* [PROVIDED DATA]

......

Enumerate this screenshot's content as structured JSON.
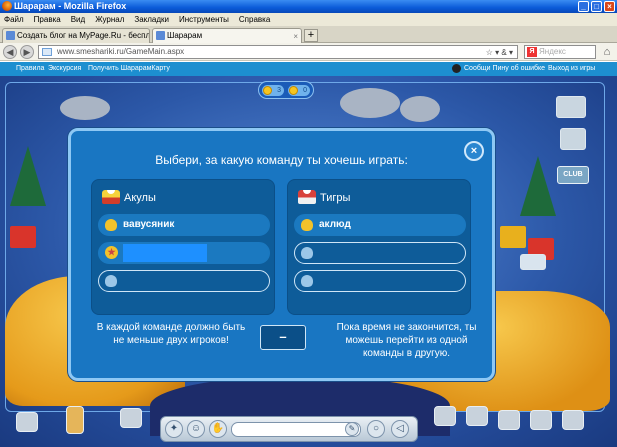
{
  "window": {
    "title": "Шарарам - Mozilla Firefox"
  },
  "menu": [
    "Файл",
    "Правка",
    "Вид",
    "Журнал",
    "Закладки",
    "Инструменты",
    "Справка"
  ],
  "tabs": [
    {
      "label": "Создать блог на MyPage.Ru - бесплат...",
      "active": false
    },
    {
      "label": "Шарарам",
      "active": true
    }
  ],
  "address": {
    "url": "www.smeshariki.ru/GameMain.aspx"
  },
  "search": {
    "placeholder": "Яндекс",
    "brand": "Я"
  },
  "site_links": {
    "left": [
      "Правила",
      "Экскурсия",
      "Получить ШарарамКарту"
    ],
    "right": [
      "Сообщи Пину об ошибке",
      "Выход из игры"
    ]
  },
  "hud": {
    "coins": "3",
    "other": "0"
  },
  "club_label": "CLUB",
  "modal": {
    "title": "Выбери, за какую команду ты хочешь играть:",
    "close_label": "×",
    "teams": [
      {
        "name": "Акулы",
        "players": [
          "вавусяник",
          "",
          ""
        ]
      },
      {
        "name": "Тигры",
        "players": [
          "аклюд",
          "",
          ""
        ]
      }
    ],
    "info_left": "В каждой команде должно быть не меньше двух игроков!",
    "timer": "–",
    "info_right": "Пока время не закончится, ты можешь перейти из одной команды в другую."
  },
  "colors": {
    "modal_bg": "#1976c2",
    "team_panel": "#0e5c99",
    "accent": "#8ec8f4",
    "highlight_field": "#1e90ff"
  }
}
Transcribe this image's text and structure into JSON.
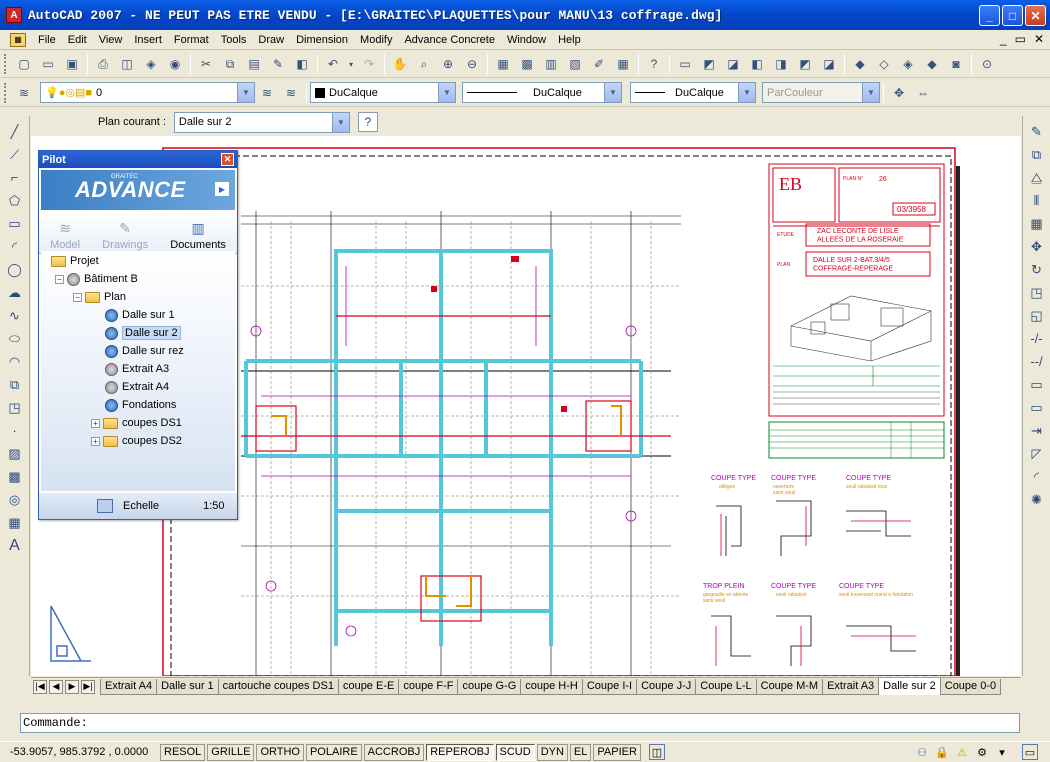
{
  "window": {
    "title": "AutoCAD 2007 - NE PEUT PAS ETRE VENDU - [E:\\GRAITEC\\PLAQUETTES\\pour MANU\\13 coffrage.dwg]",
    "app_icon_label": "A",
    "buttons": {
      "minimize": "_",
      "maximize": "□",
      "close": "✕"
    }
  },
  "menubar": {
    "items": [
      "File",
      "Edit",
      "View",
      "Insert",
      "Format",
      "Tools",
      "Draw",
      "Dimension",
      "Modify",
      "Advance Concrete",
      "Window",
      "Help"
    ],
    "mdi": {
      "minimize": "_",
      "restore": "▭",
      "close": "✕"
    }
  },
  "layers_toolbar": {
    "current_layer": "0",
    "color": "DuCalque",
    "linetype": "DuCalque",
    "lineweight": "DuCalque",
    "plotstyle": "ParCouleur"
  },
  "plan_toolbar": {
    "label": "Plan courant :",
    "value": "Dalle sur 2"
  },
  "pilot": {
    "title": "Pilot",
    "logo": "GRAITEC ADVANCE",
    "logo_brand": "GRAITEC",
    "logo_name": "ADVANCE",
    "tabs": [
      {
        "label": "Model",
        "active": false,
        "icon": "model-icon"
      },
      {
        "label": "Drawings",
        "active": false,
        "icon": "drawings-icon"
      },
      {
        "label": "Documents",
        "active": true,
        "icon": "documents-icon"
      }
    ],
    "tree": {
      "root": "Projet",
      "building": "Bâtiment B",
      "plan_folder": "Plan",
      "plans": [
        "Dalle sur 1",
        "Dalle sur 2",
        "Dalle sur rez",
        "Extrait A3",
        "Extrait A4",
        "Fondations"
      ],
      "selected": "Dalle sur 2",
      "section_folders": [
        "coupes DS1",
        "coupes DS2"
      ]
    },
    "footer": {
      "label": "Echelle",
      "value": "1:50"
    }
  },
  "drawing": {
    "title_block": {
      "company": "EB",
      "plan_no_label": "PLAN N°",
      "plan_no": "26",
      "ref": "03/3958",
      "etude_label": "ETUDE",
      "etude": "ZAC LECONTE DE LISLE\nALLEES DE LA ROSERAIE",
      "plan_label": "PLAN",
      "plan": "DALLE SUR 2-BAT.3/4/5\nCOFFRAGE-REPERAGE"
    },
    "details": [
      {
        "title": "COUPE TYPE",
        "sub": "allèges"
      },
      {
        "title": "COUPE TYPE",
        "sub": "ouverture\nsans seuil"
      },
      {
        "title": "COUPE TYPE",
        "sub": "seuil rabaissé tous"
      },
      {
        "title": "TROP PLEIN",
        "sub": "gargouille en attente\nsans seuil"
      },
      {
        "title": "COUPE TYPE",
        "sub": "seuil rabaissé"
      },
      {
        "title": "COUPE TYPE",
        "sub": "seuil traversant mural à fondation"
      }
    ]
  },
  "layout_tabs": {
    "items": [
      "Extrait A4",
      "Dalle sur 1",
      "cartouche coupes DS1",
      "coupe E-E",
      "coupe F-F",
      "coupe G-G",
      "coupe H-H",
      "Coupe I-I",
      "Coupe J-J",
      "Coupe L-L",
      "Coupe M-M",
      "Extrait A3",
      "Dalle sur 2",
      "Coupe 0-0"
    ],
    "active": "Dalle sur 2"
  },
  "command": {
    "prompt": "Commande:",
    "value": ""
  },
  "status": {
    "coords": "-53.9057, 985.3792 , 0.0000",
    "toggles": [
      {
        "label": "RESOL",
        "on": false
      },
      {
        "label": "GRILLE",
        "on": false
      },
      {
        "label": "ORTHO",
        "on": false
      },
      {
        "label": "POLAIRE",
        "on": false
      },
      {
        "label": "ACCROBJ",
        "on": false
      },
      {
        "label": "REPEROBJ",
        "on": true
      },
      {
        "label": "SCUD",
        "on": true
      },
      {
        "label": "DYN",
        "on": false
      },
      {
        "label": "EL",
        "on": false
      },
      {
        "label": "PAPIER",
        "on": false
      }
    ]
  },
  "colors": {
    "title_bar": "#0546c9",
    "xp_face": "#ece9d8",
    "cyan_beams": "#56c7d9",
    "red_layer": "#d8001b",
    "magenta": "#b000b0"
  }
}
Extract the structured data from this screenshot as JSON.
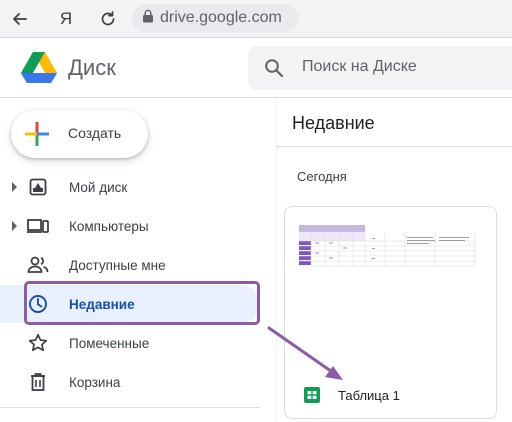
{
  "browser": {
    "url": "drive.google.com",
    "yandex_glyph": "Я"
  },
  "header": {
    "app_title": "Диск",
    "search_placeholder": "Поиск на Диске"
  },
  "sidebar": {
    "create_label": "Создать",
    "items": [
      {
        "label": "Мой диск",
        "icon": "my-drive-icon",
        "expandable": true
      },
      {
        "label": "Компьютеры",
        "icon": "computers-icon",
        "expandable": true
      },
      {
        "label": "Доступные мне",
        "icon": "shared-with-me-icon",
        "expandable": false
      },
      {
        "label": "Недавние",
        "icon": "recent-clock-icon",
        "expandable": false,
        "active": true
      },
      {
        "label": "Помеченные",
        "icon": "star-icon",
        "expandable": false
      },
      {
        "label": "Корзина",
        "icon": "trash-icon",
        "expandable": false
      }
    ]
  },
  "main": {
    "title": "Недавние",
    "section": "Сегодня",
    "files": [
      {
        "name": "Таблица 1",
        "type": "spreadsheet",
        "icon": "google-sheets-icon"
      }
    ]
  },
  "colors": {
    "active_bg": "#e8f0fe",
    "active_text": "#174ea6",
    "annotation": "#8e5aa8",
    "sheets_green": "#0f9d58"
  }
}
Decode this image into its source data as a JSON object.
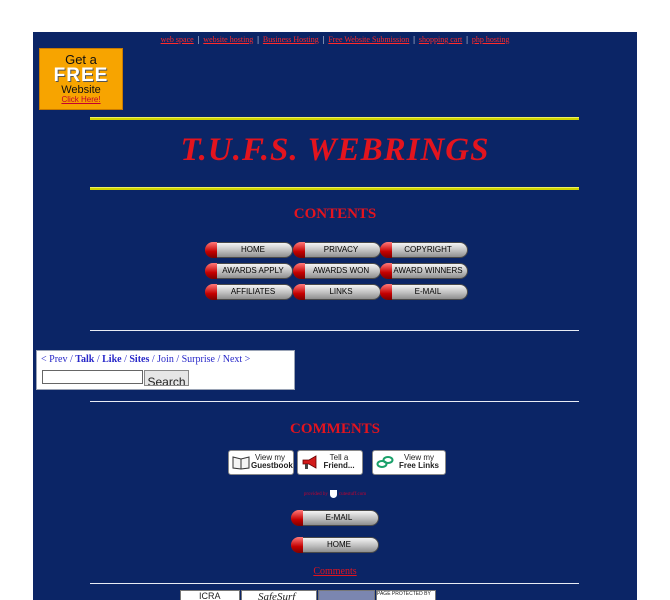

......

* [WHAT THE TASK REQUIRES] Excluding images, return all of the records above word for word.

* [RESPONSE TO THIS TASK]
Enumerate this screenshot's content as structured JSON.
{
  "window": {
    "title": "Шарарам - Mozilla Firefox"
  },
  "menu": [
    "Файл",
    "Правка",
    "Вид",
    "Журнал",
    "Закладки",
    "Инструменты",
    "Справка"
  ],
  "tabs": [
    {
      "label": "Создать блог на MyPage.Ru - бесплат...",
      "active": false
    },
    {
      "label": "Шарарам",
      "active": true
    }
  ],
  "address": {
    "url": "www.smeshariki.ru/GameMain.aspx"
  },
  "search": {
    "placeholder": "Яндекс",
    "brand": "Я"
  },
  "site_links": {
    "left": [
      "Правила",
      "Экскурсия",
      "Получить ШарарамКарту"
    ],
    "right": [
      "Сообщи Пину об ошибке",
      "Выход из игры"
    ]
  },
  "hud": {
    "coins": "3",
    "other": "0"
  },
  "club_label": "CLUB",
  "modal": {
    "title": "Выбери, за какую команду ты хочешь играть:",
    "close_label": "×",
    "teams": [
      {
        "name": "Акулы",
        "players": [
          "вавусяник",
          "",
          ""
        ]
      },
      {
        "name": "Тигры",
        "players": [
          "аклюд",
          "",
          ""
        ]
      }
    ],
    "info_left": "В каждой команде должно быть не меньше двух игроков!",
    "timer": "–",
    "info_right": "Пока время не закончится, ты можешь перейти из одной команды в другую."
  },
  "colors": {
    "modal_bg": "#1976c2",
    "team_panel": "#0e5c99",
    "accent": "#8ec8f4",
    "highlight_field": "#1e90ff"
  }
}
Transcribe this image's text and structure into JSON.
{
  "window": {
    "title": "AutoCAD 2007 - NE PEUT PAS ETRE VENDU - [E:\\GRAITEC\\PLAQUETTES\\pour MANU\\13 coffrage.dwg]",
    "app_icon_label": "A",
    "buttons": {
      "minimize": "_",
      "maximize": "□",
      "close": "✕"
    }
  },
  "menubar": {
    "items": [
      "File",
      "Edit",
      "View",
      "Insert",
      "Format",
      "Tools",
      "Draw",
      "Dimension",
      "Modify",
      "Advance Concrete",
      "Window",
      "Help"
    ],
    "mdi": {
      "minimize": "_",
      "restore": "▭",
      "close": "✕"
    }
  },
  "layers_toolbar": {
    "current_layer": "0",
    "color": "DuCalque",
    "linetype": "DuCalque",
    "lineweight": "DuCalque",
    "plotstyle": "ParCouleur"
  },
  "plan_toolbar": {
    "label": "Plan courant :",
    "value": "Dalle sur 2"
  },
  "pilot": {
    "title": "Pilot",
    "logo": "GRAITEC ADVANCE",
    "logo_brand": "GRAITEC",
    "logo_name": "ADVANCE",
    "tabs": [
      {
        "label": "Model",
        "active": false,
        "icon": "model-icon"
      },
      {
        "label": "Drawings",
        "active": false,
        "icon": "drawings-icon"
      },
      {
        "label": "Documents",
        "active": true,
        "icon": "documents-icon"
      }
    ],
    "tree": {
      "root": "Projet",
      "building": "Bâtiment B",
      "plan_folder": "Plan",
      "plans": [
        "Dalle sur 1",
        "Dalle sur 2",
        "Dalle sur rez",
        "Extrait A3",
        "Extrait A4",
        "Fondations"
      ],
      "selected": "Dalle sur 2",
      "section_folders": [
        "coupes DS1",
        "coupes DS2"
      ]
    },
    "footer": {
      "label": "Echelle",
      "value": "1:50"
    }
  },
  "drawing": {
    "title_block": {
      "company": "EB",
      "plan_no_label": "PLAN N°",
      "plan_no": "26",
      "ref": "03/3958",
      "etude_label": "ETUDE",
      "etude": "ZAC LECONTE DE LISLE\nALLEES DE LA ROSERAIE",
      "plan_label": "PLAN",
      "plan": "DALLE SUR 2-BAT.3/4/5\nCOFFRAGE-REPERAGE"
    },
    "details": [
      {
        "title": "COUPE TYPE",
        "sub": "allèges"
      },
      {
        "title": "COUPE TYPE",
        "sub": "ouverture\nsans seuil"
      },
      {
        "title": "COUPE TYPE",
        "sub": "seuil rabaissé tous"
      },
      {
        "title": "TROP PLEIN",
        "sub": "gargouille en attente\nsans seuil"
      },
      {
        "title": "COUPE TYPE",
        "sub": "seuil rabaissé"
      },
      {
        "title": "COUPE TYPE",
        "sub": "seuil traversant mural à fondation"
      }
    ]
  },
  "layout_tabs": {
    "items": [
      "Extrait A4",
      "Dalle sur 1",
      "cartouche coupes DS1",
      "coupe E-E",
      "coupe F-F",
      "coupe G-G",
      "coupe H-H",
      "Coupe I-I",
      "Coupe J-J",
      "Coupe L-L",
      "Coupe M-M",
      "Extrait A3",
      "Dalle sur 2",
      "Coupe 0-0"
    ],
    "active": "Dalle sur 2"
  },
  "command": {
    "prompt": "Commande:",
    "value": ""
  },
  "status": {
    "coords": "-53.9057, 985.3792 , 0.0000",
    "toggles": [
      {
        "label": "RESOL",
        "on": false
      },
      {
        "label": "GRILLE",
        "on": false
      },
      {
        "label": "ORTHO",
        "on": false
      },
      {
        "label": "POLAIRE",
        "on": false
      },
      {
        "label": "ACCROBJ",
        "on": false
      },
      {
        "label": "REPEROBJ",
        "on": true
      },
      {
        "label": "SCUD",
        "on": true
      },
      {
        "label": "DYN",
        "on": false
      },
      {
        "label": "EL",
        "on": false
      },
      {
        "label": "PAPIER",
        "on": false
      }
    ]
  },
  "colors": {
    "title_bar": "#0546c9",
    "xp_face": "#ece9d8",
    "cyan_beams": "#56c7d9",
    "red_layer": "#d8001b",
    "magenta": "#b000b0"
  }
}
Extract the structured data from this screenshot as JSON.
{
  "browser": {
    "url": "drive.google.com",
    "yandex_glyph": "Я"
  },
  "header": {
    "app_title": "Диск",
    "search_placeholder": "Поиск на Диске"
  },
  "sidebar": {
    "create_label": "Создать",
    "items": [
      {
        "label": "Мой диск",
        "icon": "my-drive-icon",
        "expandable": true
      },
      {
        "label": "Компьютеры",
        "icon": "computers-icon",
        "expandable": true
      },
      {
        "label": "Доступные мне",
        "icon": "shared-with-me-icon",
        "expandable": false
      },
      {
        "label": "Недавние",
        "icon": "recent-clock-icon",
        "expandable": false,
        "active": true
      },
      {
        "label": "Помеченные",
        "icon": "star-icon",
        "expandable": false
      },
      {
        "label": "Корзина",
        "icon": "trash-icon",
        "expandable": false
      }
    ]
  },
  "main": {
    "title": "Недавние",
    "section": "Сегодня",
    "files": [
      {
        "name": "Таблица 1",
        "type": "spreadsheet",
        "icon": "google-sheets-icon"
      }
    ]
  },
  "colors": {
    "active_bg": "#e8f0fe",
    "active_text": "#174ea6",
    "annotation": "#8e5aa8",
    "sheets_green": "#0f9d58"
  }
}
Decode this image into its source data as a JSON object.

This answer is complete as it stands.